Frequent downpours and heavy thunderstorms will target the central United States later this week, leading to an increased threat for flash flooding and travel delays.
Initially, the first round of storms will develop across portions of South Dakota, Nebraska and Kansas Wednesday night as a cold front sweeps into the region. The storms will then head farther east and south Thursday and Friday.
"A cold front will trigger widespread rain and thunderstorms that will impact the northern High Plains through the Dakotas, Nebraska and into parts of the Upper Midwest by the end of the week," AccuWeather Meteorologist Becky Elliott said.
Cities that will be impacted by the rain this week include North Platte and Omaha, Nebraska; Sioux Falls, South Dakota; Des Moines, Iowa; Kansas City and Springfield, Missouri; and Oklahoma City.
"The main threat from these storms will be localized flash flooding," said Elliott.
The flood threat will be hit or miss, but there is a risk for downpours to "train" over a particular area.
Training downpours are when multiple downpours repeatedly move over the same area and result in very excessive rainfall over a relatively short amount of time.
Several inches of rain can accumulate in only a few hours in these situations.
This type of threat could produce rapidly changing conditions, particularly to travelers on the roadways.
Turn around and find an alternate route if a roadway is covered in water.
In addition to excessive rainfall, some thunderstorms will turn severe this week.
"The best chance for any severe weather will be Thursday afternoon across the Dakotas, through Nebraska and into Kansas," said Elliott. "Severe storms will be isolated in nature, but a few could be capable of producing damaging winds and hail."
Gulf moisture streaming northward into the Plains along the cold front is the primary contributor to this flood threat.

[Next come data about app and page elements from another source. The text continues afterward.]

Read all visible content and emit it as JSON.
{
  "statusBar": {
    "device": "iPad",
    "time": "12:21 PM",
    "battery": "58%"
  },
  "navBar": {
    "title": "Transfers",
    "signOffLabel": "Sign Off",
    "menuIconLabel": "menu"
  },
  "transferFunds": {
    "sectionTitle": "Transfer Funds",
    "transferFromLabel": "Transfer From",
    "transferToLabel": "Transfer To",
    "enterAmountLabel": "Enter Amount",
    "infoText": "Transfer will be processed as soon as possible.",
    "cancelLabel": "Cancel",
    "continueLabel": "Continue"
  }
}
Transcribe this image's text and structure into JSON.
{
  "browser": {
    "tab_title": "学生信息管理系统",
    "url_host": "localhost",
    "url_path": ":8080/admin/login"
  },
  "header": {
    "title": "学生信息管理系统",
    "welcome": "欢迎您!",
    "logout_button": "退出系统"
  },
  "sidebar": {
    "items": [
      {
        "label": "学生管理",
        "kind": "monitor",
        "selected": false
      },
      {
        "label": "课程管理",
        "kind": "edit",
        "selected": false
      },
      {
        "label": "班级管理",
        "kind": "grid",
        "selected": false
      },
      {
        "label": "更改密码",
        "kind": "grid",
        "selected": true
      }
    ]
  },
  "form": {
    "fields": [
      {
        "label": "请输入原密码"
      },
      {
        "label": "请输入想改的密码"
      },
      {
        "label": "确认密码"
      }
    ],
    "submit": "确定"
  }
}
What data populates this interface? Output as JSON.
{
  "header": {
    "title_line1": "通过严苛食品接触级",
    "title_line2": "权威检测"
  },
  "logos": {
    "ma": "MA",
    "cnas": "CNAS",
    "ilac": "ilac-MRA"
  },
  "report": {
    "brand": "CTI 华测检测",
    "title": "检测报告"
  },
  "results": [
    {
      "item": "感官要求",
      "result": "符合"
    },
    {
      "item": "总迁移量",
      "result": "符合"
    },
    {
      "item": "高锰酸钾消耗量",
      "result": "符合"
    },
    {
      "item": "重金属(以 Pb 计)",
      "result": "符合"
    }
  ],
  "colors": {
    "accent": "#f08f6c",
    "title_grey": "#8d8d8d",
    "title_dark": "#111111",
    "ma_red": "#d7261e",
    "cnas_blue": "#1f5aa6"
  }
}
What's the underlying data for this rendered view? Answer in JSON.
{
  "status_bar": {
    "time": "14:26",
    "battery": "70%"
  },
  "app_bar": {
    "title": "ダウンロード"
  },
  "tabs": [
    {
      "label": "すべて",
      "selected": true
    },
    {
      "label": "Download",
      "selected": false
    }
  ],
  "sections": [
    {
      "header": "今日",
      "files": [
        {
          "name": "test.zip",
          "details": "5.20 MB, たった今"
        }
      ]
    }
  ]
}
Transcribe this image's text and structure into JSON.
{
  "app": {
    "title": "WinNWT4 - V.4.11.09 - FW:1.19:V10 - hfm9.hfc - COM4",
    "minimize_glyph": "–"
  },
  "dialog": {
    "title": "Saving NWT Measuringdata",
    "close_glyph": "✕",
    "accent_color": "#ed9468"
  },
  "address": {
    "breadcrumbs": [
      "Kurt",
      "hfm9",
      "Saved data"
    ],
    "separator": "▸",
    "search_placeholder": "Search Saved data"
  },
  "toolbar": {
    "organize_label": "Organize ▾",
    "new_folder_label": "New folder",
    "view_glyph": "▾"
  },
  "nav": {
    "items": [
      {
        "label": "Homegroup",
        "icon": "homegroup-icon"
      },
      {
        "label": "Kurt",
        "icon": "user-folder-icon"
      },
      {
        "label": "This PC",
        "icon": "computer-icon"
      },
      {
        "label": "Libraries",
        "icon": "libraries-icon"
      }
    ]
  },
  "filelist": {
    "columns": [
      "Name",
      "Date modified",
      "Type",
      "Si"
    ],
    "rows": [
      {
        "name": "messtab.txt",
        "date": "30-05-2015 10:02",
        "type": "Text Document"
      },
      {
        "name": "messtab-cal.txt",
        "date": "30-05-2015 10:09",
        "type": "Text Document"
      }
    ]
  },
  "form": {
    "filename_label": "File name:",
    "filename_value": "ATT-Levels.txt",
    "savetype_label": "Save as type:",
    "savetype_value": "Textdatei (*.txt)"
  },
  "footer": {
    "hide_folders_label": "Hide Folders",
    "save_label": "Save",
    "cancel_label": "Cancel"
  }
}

Much drier and sunnier weather will follow this weekend across the Plains and Midwest to help with any required cleanup.